Width of Vehicle and Load
The overall width of a heavy motor car, locomotive, tractor or trailer must not exceed 3 metres unless it's load can only be safely carried on a vehicle or trailer exceeding that width. The overall width of a vehicle or load must not exceed 6.1 metres. In calculating overall width, account must be taken of any part of the vehicle and any permanent receptacle strong enough for repeated use with the following exceptions:
- An empty receptacle that is itself the load
- A receptacle carrying an indivisible load
- A receptacle not exceeding 2.55m in length or width
- Lifting lugs for multi-modal transport
- Tail boards let down to carry loads extending beyond the rear of the vehicle but not essential for their support
- Bridging plates on vehicles transporting trailers used to aid loading and unloading of vehicles but not to support them
- Receptacles, other than maritime containers, manufactured before 30 October 1985;
- Cranes that do not increase the carrying capacity of the vehicle and which are a permanent or essentially permanent feature
Length of Vehicle and Load

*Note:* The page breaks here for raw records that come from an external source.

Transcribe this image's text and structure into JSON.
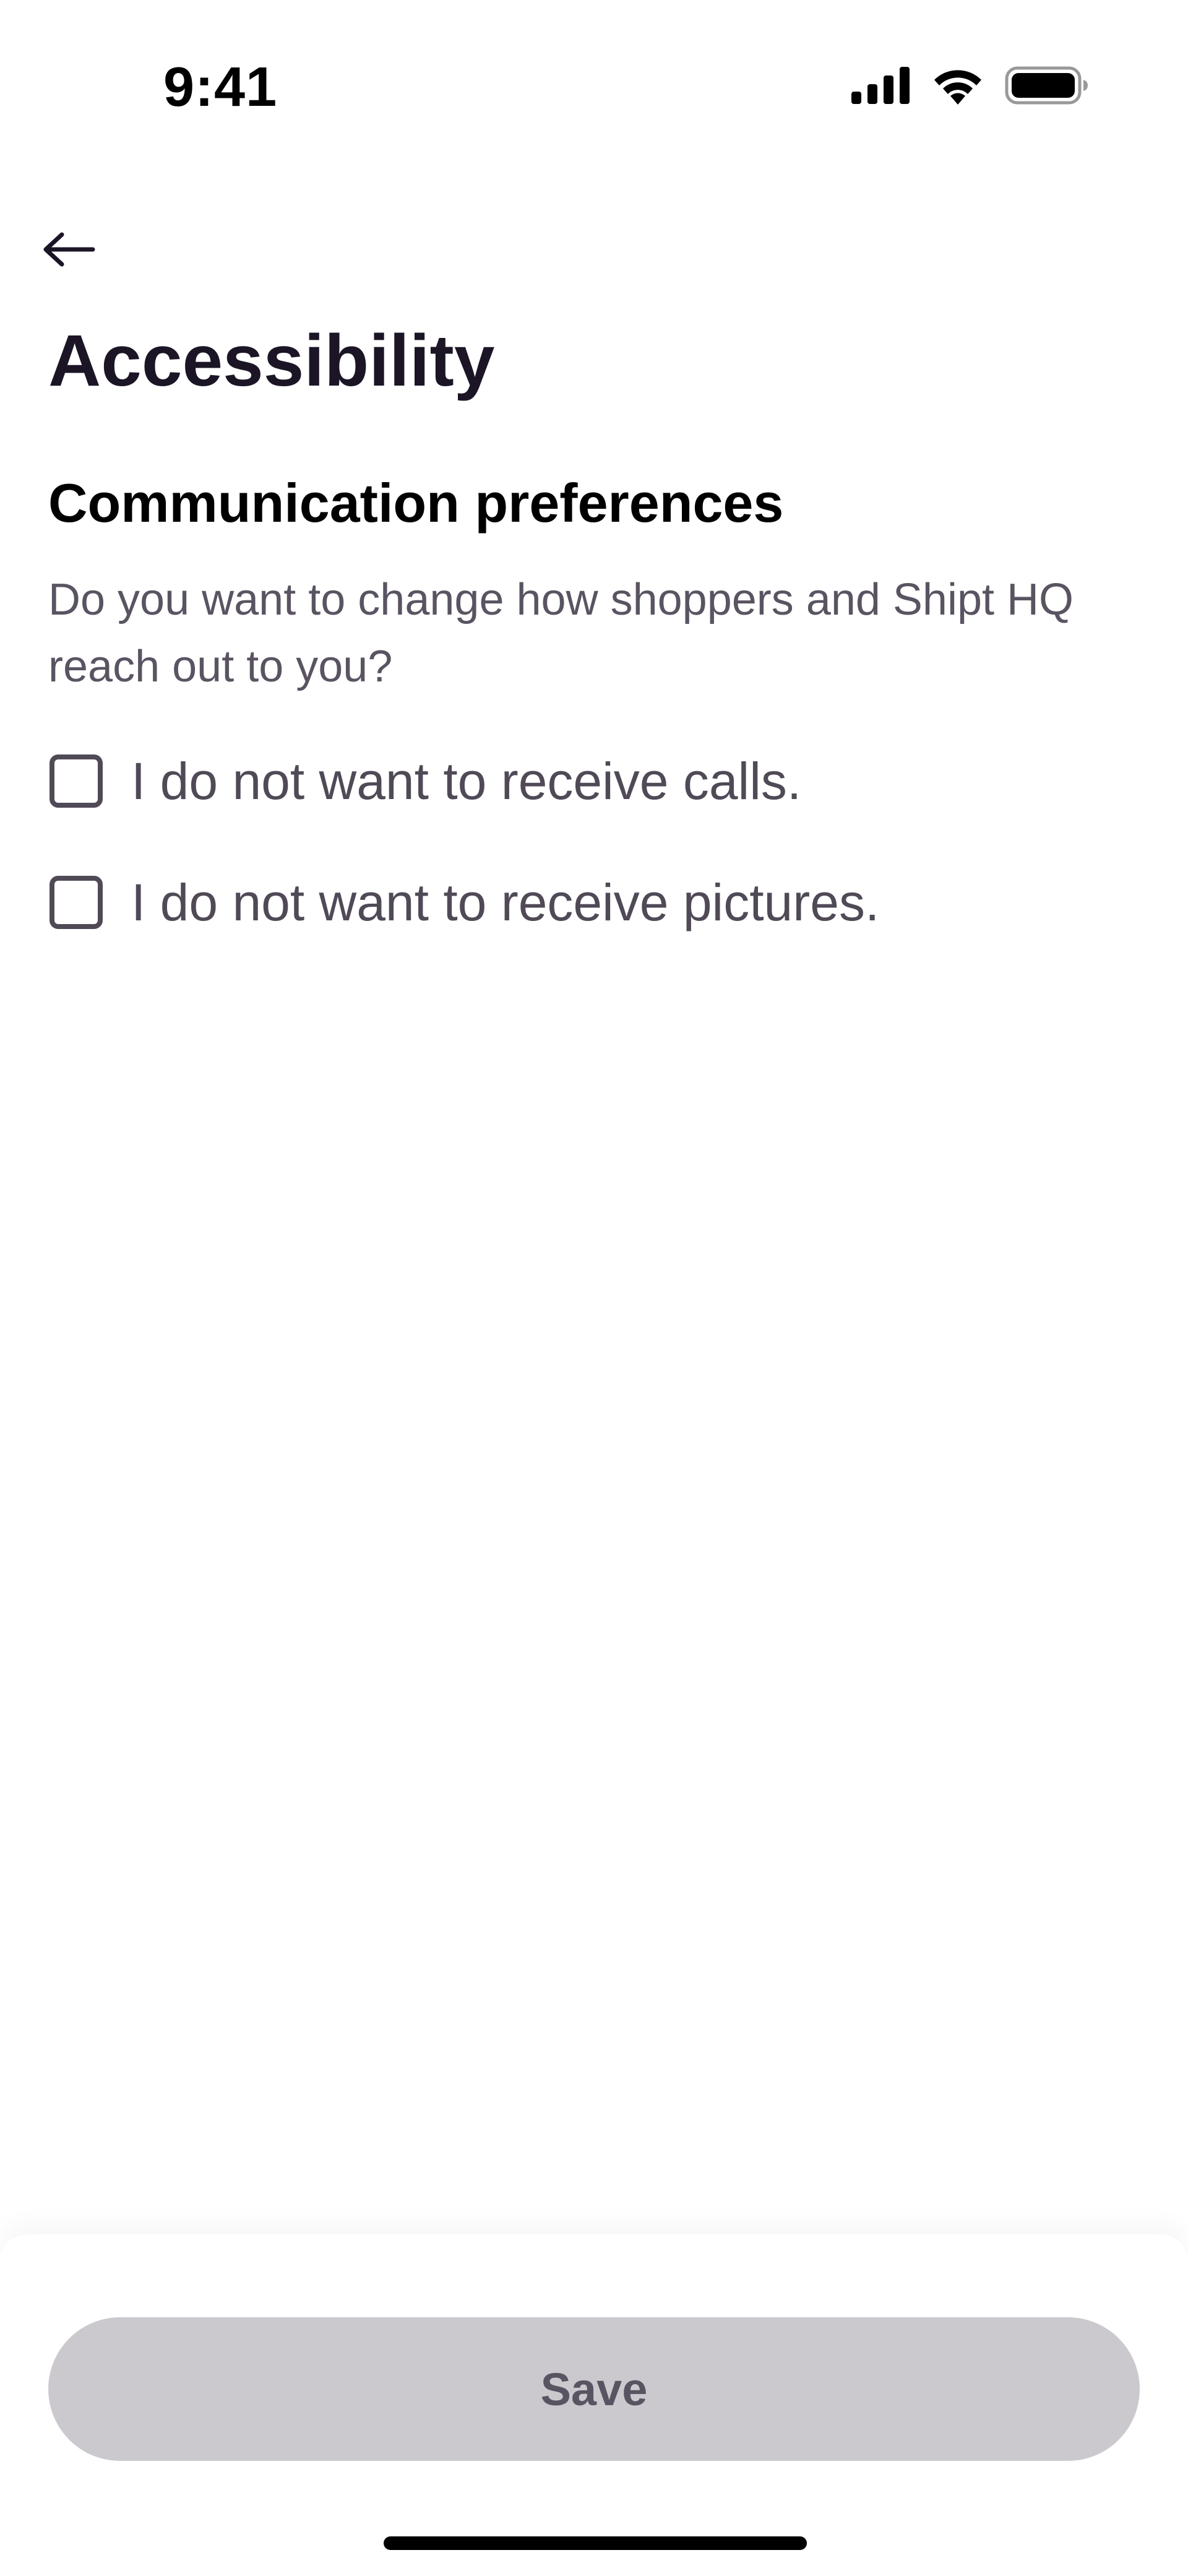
{
  "status_bar": {
    "time": "9:41",
    "icons": [
      "cellular-signal-icon",
      "wifi-icon",
      "battery-icon"
    ]
  },
  "header": {
    "back_icon": "arrow-left-icon",
    "title": "Accessibility"
  },
  "communication_preferences": {
    "title": "Communication preferences",
    "description": "Do you want to change how shoppers and Shipt HQ reach out to you?",
    "options": [
      {
        "label": "I do not want to receive calls.",
        "checked": false
      },
      {
        "label": "I do not want to receive pictures.",
        "checked": false
      }
    ]
  },
  "footer": {
    "save_label": "Save",
    "save_enabled": false
  },
  "colors": {
    "title": "#1c1526",
    "body_text": "#5a5462",
    "checkbox_border": "#504a57",
    "button_disabled_bg": "#cbc9ce"
  }
}
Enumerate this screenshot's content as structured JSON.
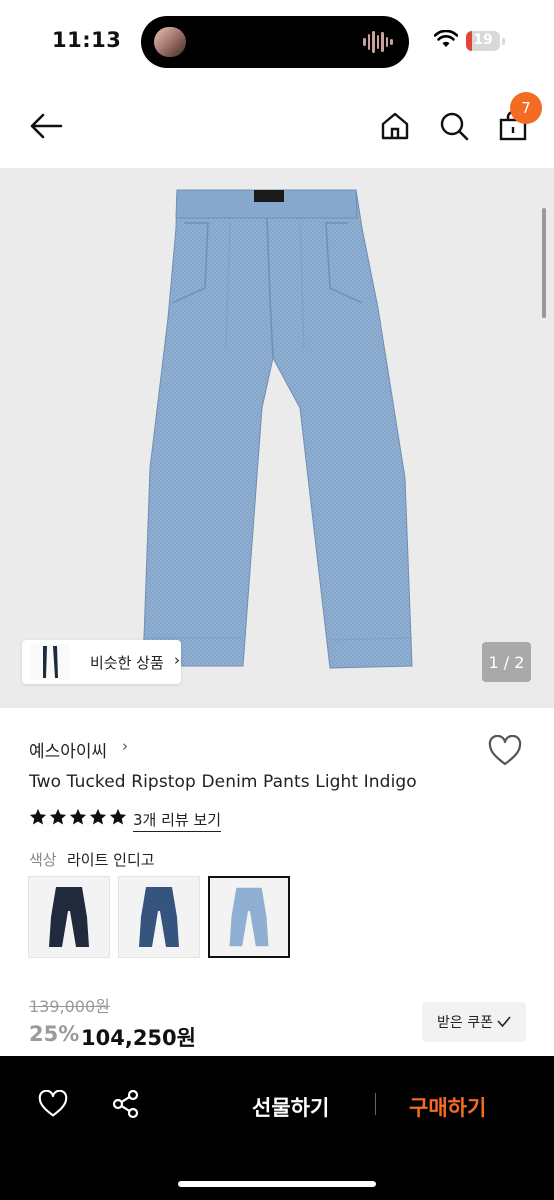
{
  "status_bar": {
    "time": "11:13",
    "battery": "19",
    "battery_level": 0.19
  },
  "header": {
    "cart_count": "7"
  },
  "gallery": {
    "similar_label": "비슷한 상품",
    "pager": "1 / 2"
  },
  "product": {
    "brand": "예스아이씨",
    "title": "Two Tucked Ripstop Denim Pants Light Indigo",
    "rating": 5,
    "review_link": "3개 리뷰 보기",
    "color_label": "색상",
    "color_value": "라이트 인디고",
    "swatches": [
      {
        "color": "#1f2a3d"
      },
      {
        "color": "#35557f"
      },
      {
        "color": "#8fb0d2"
      }
    ],
    "selected_swatch": 2,
    "original_price": "139,000원",
    "discount": "25%",
    "price": "104,250원",
    "coupon_label": "받은 쿠폰"
  },
  "bottom_bar": {
    "gift_label": "선물하기",
    "buy_label": "구매하기"
  },
  "colors": {
    "accent": "#f36c21",
    "denim": "#8fb0d2"
  }
}
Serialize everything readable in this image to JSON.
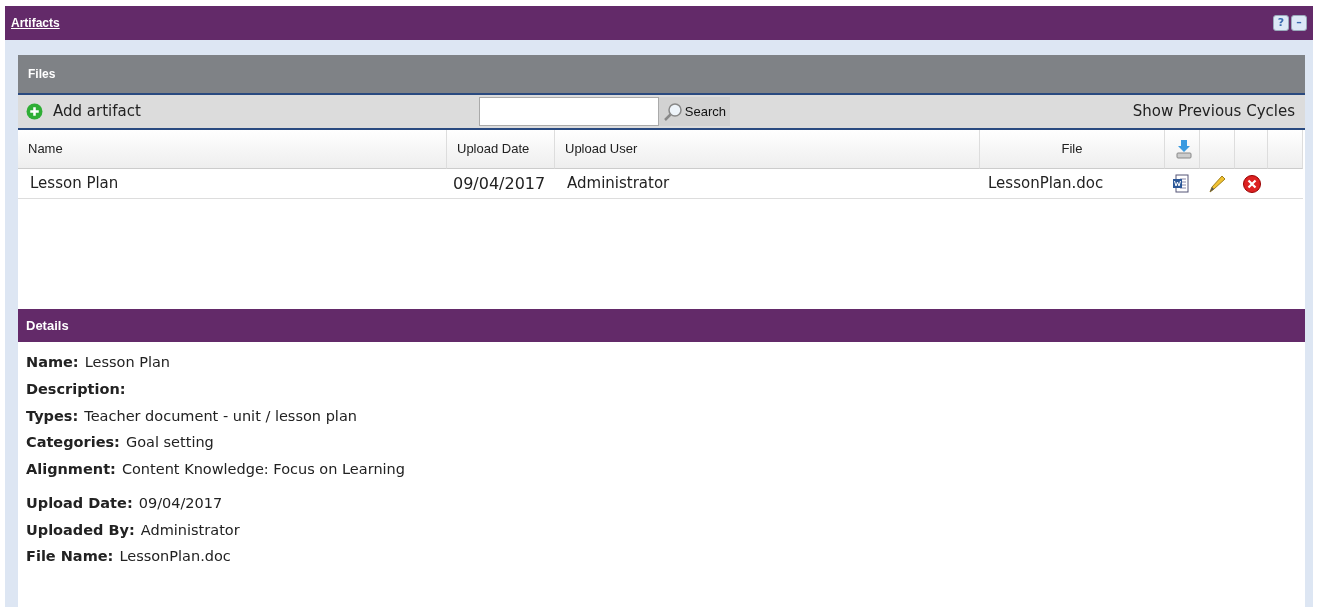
{
  "panel": {
    "title": "Artifacts",
    "buttons": [
      "?",
      "–"
    ]
  },
  "files": {
    "title": "Files",
    "add_label": "Add artifact",
    "search": {
      "button": "Search"
    },
    "previous_cycles": "Show Previous Cycles",
    "columns": [
      "Name",
      "Upload Date",
      "Upload User",
      "File"
    ],
    "rows": [
      {
        "name": "Lesson Plan",
        "upload_date": "09/04/2017",
        "upload_user": "Administrator",
        "file": "LessonPlan.doc"
      }
    ]
  },
  "details": {
    "title": "Details",
    "groups": [
      [
        {
          "label": "Name:",
          "value": "Lesson Plan"
        },
        {
          "label": "Description:"
        },
        {
          "label": "Types:",
          "value": "Teacher document - unit / lesson plan"
        },
        {
          "label": "Categories:",
          "value": "Goal setting"
        },
        {
          "label": "Alignment:",
          "value": "Content Knowledge: Focus on Learning"
        }
      ],
      [
        {
          "label": "Upload Date:",
          "value": "09/04/2017"
        },
        {
          "label": "Uploaded By:",
          "value": "Administrator"
        },
        {
          "label": "File Name:",
          "value": "LessonPlan.doc"
        }
      ]
    ]
  }
}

The overall length of the vehicle and load must not exceed 30m. Where the weight of the load rests wholly on a category N3 motor vehicle, the maximum length is the overall length of the motor vehicle together with the length of any forward or rearward projection of the load. Where the weight of the load rests wholly on a category 04 trailer, the maximum length is the overall length of the trailer together with the length of any forward or rearward projection of the load.
For a motor vehicle and a trailer that is configured so that the weight of the load rests on both vehicles (whether or not they form an articulated vehicle), the maximum length is the overall length of the trailer together with:
- The length of any projection of the load in front of the forecast part of the trailer; and
- The length of any rearward projection of the load.
For other combinations where the weight of the load rests on at least two vehicles, the maximum length is the overall length of all the vehicles that bear the weight of the load together with:
- The length of any distance between them; and
- The length of any forward or rearward projection of the load.
An articulated vehicle or trailer that is abnormal in respect only of its length e.g.the weight, width and overhangs are within the construction and use limits, can operate under normal Construction and Use rules and does not need to be taxed at the rate of the Special Type.
In calculating overall length, account must be taken of any part of the vehicle and any permanent receptacle strong enough for repeated use and fittings on or attached to the vehicle, subject to the exceptions set out above for overall width.
Attendants and Police notification
Police notification and attendants are required:
- When a load is borne as stated in length limits above and > than 18.75 metres and is substituted for the > 30-metre dimension.
- When a motor vehicle is drawing a trailer or trailers and the overall length of the combination of vehicles, or load, if the load projects beyond the foremost or rearmost vehicle are> 25.9 metres.
A projection exceeding 2 metres - to the front or rear of a vehicle - must be marked with an end-marker that faces the front or rear of the vehicle (see image below).
A projection exceeding 3 metres - to the front or rear of a vehicle - must (in addition) be marked with side- markers to both its right and left-hand side, facing out sideways (see image below).
Any projection exceeding 305 millimetres in width must be marked with 2 side markers (as above), one visible to the front and one visible to the rear of the vehicle. Alternatively, it may be marked by day-glow, fluorescent or retro-reflective tape, which is coloured red, white or yellow (or any combination), so that the point where the width is at its greatest is clearly visible from the front, rear and side of the vehicle. If tape is used, then no retro-reflective material capable of showing red light can be fitted to the front of the vehicle and only red light can be fitted to the rear.
As an alternative to the end marker or side marker boards pictured above, in any cases where they are required, it is acceptable to use a different form of marker which is authorised in another European country for use on projecting loads. A typical example is shown below.
The following link will provide the most comprehensive guide of vehicle lengths allowable - https://www.gov.uk/government/publications/maximum-length-of-vehicles-used-in-great-britain/maximum-length-of-vehicles-used-in-great-britain